Saturday, May 9, 2015

on rtfm, from a manual reader

Sometimes you're reading and researching online and you get to a post where someone is asking something very basic, or is very misinformed, and a peanut gallery lurker will inevitably step forward and suggest that the poor sap "read the fucking manual", or rtfm.  When this happens, I cheer - manpages are the bedrock of unix; once you've consumed one, you should be 100% competent in the use of that tool.

But sometimes it doesn't work out like it should.  The ip and sudoers manpages are notorious disasters.  (At one point I remember reading an in-depth writeup about what went wrong with the creation of iproute2, but I can't find it now.  If anyone else has the link, please send it to me!)

Despite some gripes I have with the command interface - the primary operations are too dangerous, so there should be no short options - mdadm has a decent manpage.  But today I came across an insane, inscrutable gem:

These same layouts are available for RAID6.  There are also  4  layouts  that  will provide  an  intermediate stage for converting between RAID5 and RAID6.  These provide a layout which is identical to the corresponding RAID5 layout on the first N-1 devices,  and has the 'Q' syndrome (the second 'parity' block used by RAID6) on the last device.  These layouts are: left-symmetric-6, right-symmetric-6, left-asymmetric-6, right-asymmetric-6, and parity-first-6.

What is the "Q" syndrome??  What does it all mean??  Google came up empty.  The world may never know.

Wednesday, May 6, 2015

a lovely chat with the great satan

There are some conversational topics that will make anyone squirm.  Try steering the watercooler talk towards "the big C," or drop "the C word" and watch your friends, family and coworkers' brains begin to shut down.  Yes, I'm talking about Comcast.

About the only thing worse than talking about them is talking to them, but as modern adults we are often burdened with both tasks.  The initial problem that led to my need to contact the big evil Internet machine was one that I don't really heap much blame on them for - they shipped me the wrong thing.

Last week I received a cold call.  The excellent Truecaller told me it was my wonderful ISP - since I give them a load of money each month, it seemed like it might be in my best interest to take the call.

On the phone, I was told that for $3 more a month I could get an Internet connection that was ~4x faster than my current service, plus TV with HBO, plus two cable boxes.  When I asked about shipping and setup fees, I was told that these would be waived, and two cable boxes would be shipped to my house free of charge.  About this I was ambivalent - I'd sort of rather not have TV service in my house, but since it was a requirement to get the faster Internet, I consented, thinking eventually I'd either hook it up or not.

(In my mind, this hard sales push is a direct response to Netflix's recent insane numbers and jubilant CEO.  But maybe they just like fucking with people, I don't really know.)

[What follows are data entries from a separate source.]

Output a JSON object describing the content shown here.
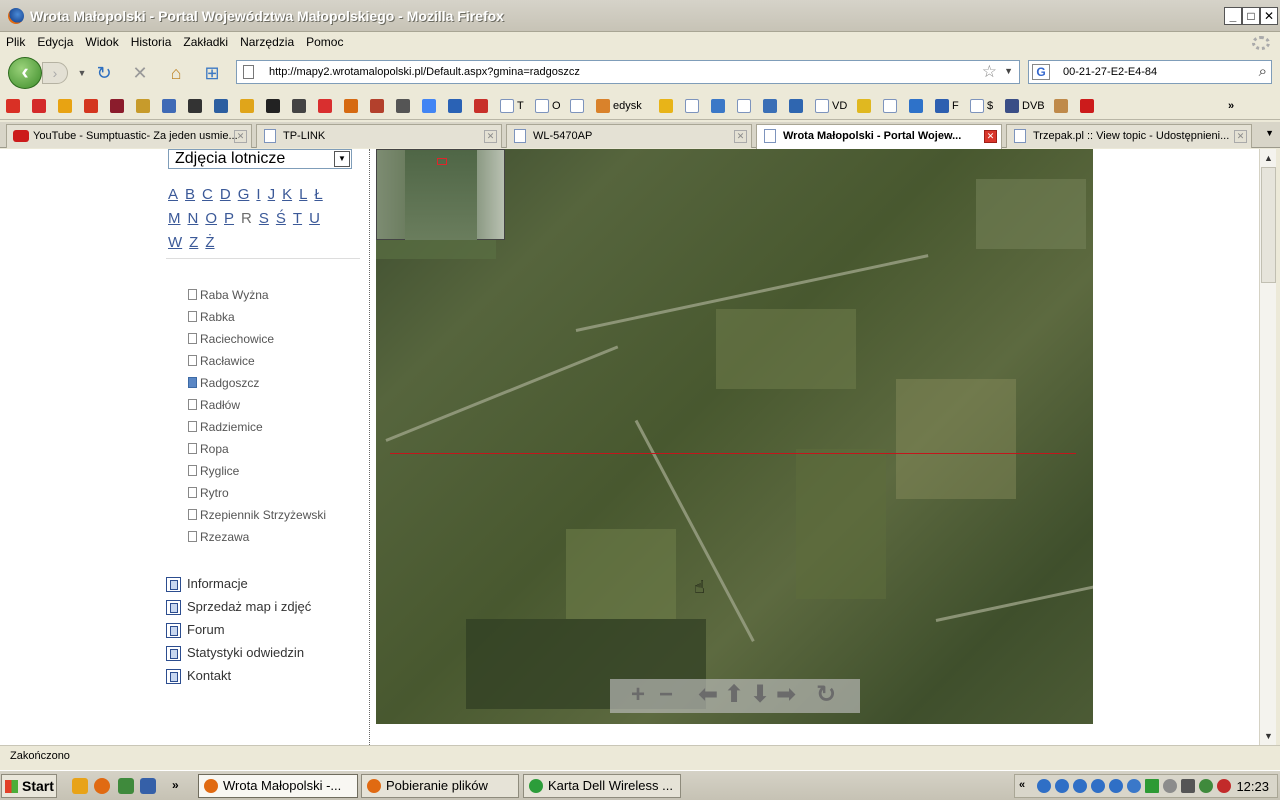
{
  "window": {
    "title": "Wrota Małopolski - Portal Województwa Małopolskiego - Mozilla Firefox"
  },
  "menu": [
    "Plik",
    "Edycja",
    "Widok",
    "Historia",
    "Zakładki",
    "Narzędzia",
    "Pomoc"
  ],
  "nav": {
    "url": "http://mapy2.wrotamalopolski.pl/Default.aspx?gmina=radgoszcz",
    "search_value": "00-21-27-E2-E4-84"
  },
  "bookmarks": {
    "items": [
      {
        "label": "",
        "icon": "gmail-icon",
        "color": "#d93025"
      },
      {
        "label": "",
        "icon": "red-flower-icon",
        "color": "#d42a2a"
      },
      {
        "label": "",
        "icon": "int-icon",
        "color": "#e8a312"
      },
      {
        "label": "",
        "icon": "bars-icon",
        "color": "#d4361f"
      },
      {
        "label": "",
        "icon": "helmet-icon",
        "color": "#8b1c2c"
      },
      {
        "label": "",
        "icon": "m-icon",
        "color": "#c79b2b"
      },
      {
        "label": "",
        "icon": "circle-icon",
        "color": "#3f6ab6"
      },
      {
        "label": "",
        "icon": "sun-icon",
        "color": "#333333"
      },
      {
        "label": "",
        "icon": "pi-icon",
        "color": "#2c5ea0"
      },
      {
        "label": "",
        "icon": "crown-icon",
        "color": "#e0a51a"
      },
      {
        "label": "",
        "icon": "camera-icon",
        "color": "#222222"
      },
      {
        "label": "",
        "icon": "ball-icon",
        "color": "#444444"
      },
      {
        "label": "",
        "icon": "flower-icon",
        "color": "#d92f2f"
      },
      {
        "label": "",
        "icon": "fox-icon",
        "color": "#d66a12"
      },
      {
        "label": "",
        "icon": "bag-icon",
        "color": "#b3402c"
      },
      {
        "label": "",
        "icon": "key-icon",
        "color": "#555555"
      },
      {
        "label": "",
        "icon": "google-icon",
        "color": "#4285f4"
      },
      {
        "label": "",
        "icon": "z-icon",
        "color": "#2a62b5"
      },
      {
        "label": "",
        "icon": "c-icon",
        "color": "#c8302a"
      },
      {
        "label": "T",
        "icon": "page-icon",
        "color": "#ffffff"
      },
      {
        "label": "O",
        "icon": "page-icon",
        "color": "#ffffff"
      },
      {
        "label": "",
        "icon": "page-icon",
        "color": "#ffffff"
      },
      {
        "label": "edysk",
        "icon": "runner-icon",
        "color": "#d9822b"
      },
      {
        "label": "",
        "icon": "m-circle-icon",
        "color": "#e8b418"
      },
      {
        "label": "",
        "icon": "page-icon",
        "color": "#ffffff"
      },
      {
        "label": "",
        "icon": "mail-icon",
        "color": "#3b78c7"
      },
      {
        "label": "",
        "icon": "page-icon",
        "color": "#ffffff"
      },
      {
        "label": "",
        "icon": "plane-icon",
        "color": "#3b6fb6"
      },
      {
        "label": "",
        "icon": "globe-icon",
        "color": "#2f66b0"
      },
      {
        "label": "VD",
        "icon": "page-icon",
        "color": "#ffffff"
      },
      {
        "label": "",
        "icon": "arrow-icon",
        "color": "#e0b820"
      },
      {
        "label": "",
        "icon": "page-icon",
        "color": "#ffffff"
      },
      {
        "label": "",
        "icon": "k-icon",
        "color": "#2e72c9"
      },
      {
        "label": "F",
        "icon": "f-icon",
        "color": "#2d5fb0"
      },
      {
        "label": "$",
        "icon": "page-icon",
        "color": "#ffffff"
      },
      {
        "label": "DVB",
        "icon": "b-icon",
        "color": "#3a4e86"
      },
      {
        "label": "",
        "icon": "hand-icon",
        "color": "#bf8a4a"
      },
      {
        "label": "",
        "icon": "youtube-icon",
        "color": "#cc1b1b"
      }
    ],
    "overflow": "»"
  },
  "tabs": [
    {
      "label": "YouTube - Sumptuastic- Za jeden usmie...",
      "icon": "youtube-icon",
      "active": false
    },
    {
      "label": "TP-LINK",
      "icon": "page-icon",
      "active": false
    },
    {
      "label": "WL-5470AP",
      "icon": "page-icon",
      "active": false
    },
    {
      "label": "Wrota Małopolski - Portal Wojew...",
      "icon": "page-icon",
      "active": true
    },
    {
      "label": "Trzepak.pl :: View topic - Udostępnieni...",
      "icon": "page-icon",
      "active": false
    }
  ],
  "sidebar": {
    "map_type": "Zdjęcia lotnicze",
    "alphabet_rows": [
      [
        {
          "l": "A",
          "link": true
        },
        {
          "l": "B",
          "link": true
        },
        {
          "l": "C",
          "link": true
        },
        {
          "l": "D",
          "link": true
        },
        {
          "l": "G",
          "link": true
        },
        {
          "l": "I",
          "link": true
        },
        {
          "l": "J",
          "link": true
        },
        {
          "l": "K",
          "link": true
        },
        {
          "l": "L",
          "link": true
        },
        {
          "l": "Ł",
          "link": true
        }
      ],
      [
        {
          "l": "M",
          "link": true
        },
        {
          "l": "N",
          "link": true
        },
        {
          "l": "O",
          "link": true
        },
        {
          "l": "P",
          "link": true
        },
        {
          "l": "R",
          "link": false
        },
        {
          "l": "S",
          "link": true
        },
        {
          "l": "Ś",
          "link": true
        },
        {
          "l": "T",
          "link": true
        },
        {
          "l": "U",
          "link": true
        }
      ],
      [
        {
          "l": "W",
          "link": true
        },
        {
          "l": "Z",
          "link": true
        },
        {
          "l": "Ż",
          "link": true
        }
      ]
    ],
    "gminy": [
      {
        "name": "Raba Wyżna",
        "selected": false
      },
      {
        "name": "Rabka",
        "selected": false
      },
      {
        "name": "Raciechowice",
        "selected": false
      },
      {
        "name": "Racławice",
        "selected": false
      },
      {
        "name": "Radgoszcz",
        "selected": true
      },
      {
        "name": "Radłów",
        "selected": false
      },
      {
        "name": "Radziemice",
        "selected": false
      },
      {
        "name": "Ropa",
        "selected": false
      },
      {
        "name": "Ryglice",
        "selected": false
      },
      {
        "name": "Rytro",
        "selected": false
      },
      {
        "name": "Rzepiennik Strzyżewski",
        "selected": false
      },
      {
        "name": "Rzezawa",
        "selected": false
      }
    ],
    "links": [
      "Informacje",
      "Sprzedaż map i zdjęć",
      "Forum",
      "Statystyki odwiedzin",
      "Kontakt"
    ]
  },
  "map": {
    "controls": {
      "zoom_in": "+",
      "zoom_out": "−",
      "pan_left": "⬅",
      "pan_up": "⬆",
      "pan_down": "⬇",
      "pan_right": "➡",
      "reset": "↻"
    }
  },
  "status": {
    "text": "Zakończono"
  },
  "taskbar": {
    "start": "Start",
    "tasks": [
      {
        "label": "Wrota Małopolski -...",
        "active": true,
        "color": "#e06a12"
      },
      {
        "label": "Pobieranie plików",
        "active": false,
        "color": "#e06a12"
      },
      {
        "label": "Karta Dell Wireless ...",
        "active": false,
        "color": "#2c9d3a"
      }
    ],
    "clock": "12:23"
  }
}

So the package arrived, large enough for two cable boxes but feeling empty.  Upon opening it up, I found two identical packets of cable TV information, but no cable boxes.  Chalking it up to standard Comcast fuckery, I waited, but the cable boxes never came.  For me, this shipping mixup is somewhat understandable - there's something about putting the right things in the right boxes that can be difficult for people to wrap their heads around.  Not saying that I don't want to put Comcast down as much as possible, but about this I'm not too peeved.

On the suggestion of a coworker, I decided to chat up Comcast online rather than deal with the known nightmare of a phone conversation with them.

But that chat was worse.  In it, Comcast:
  • Transferred me three times to three different departments.
  • Took one to ten minutes to respond after each message.
  • Informed me that I was only slated to receive one cable box.
  • Intimated that I would be charged for the box's delivery no matter what.
  • Informed me that I could not cancel my TV service over the chat system,
  • citing the insecurity of their chat system as the primary reason!
The most fucked up part is, I knew it was a trap when I agreed to the upgrade.  I guess I just wanted to see how much of a trap it was.

After most ISP encounters, people often find themselves in need of a cathartic retelling.  Comcast's depth of unscrupulousness and incompetence is known by all, but it still fairly boggles the mind to see it.  It's sort of like watching a video of a guy doing a backflip, or girl getting hit in the head with a shovel - you aren't surprised that it happened, but does get your sympathetic nervous system pumping.

For the brave, the bored, and the masochistic, the full text of our chat follows.  It took probably an hour from start to finish.  Writing this article took less time than my ineffectual chat.  Enjoy.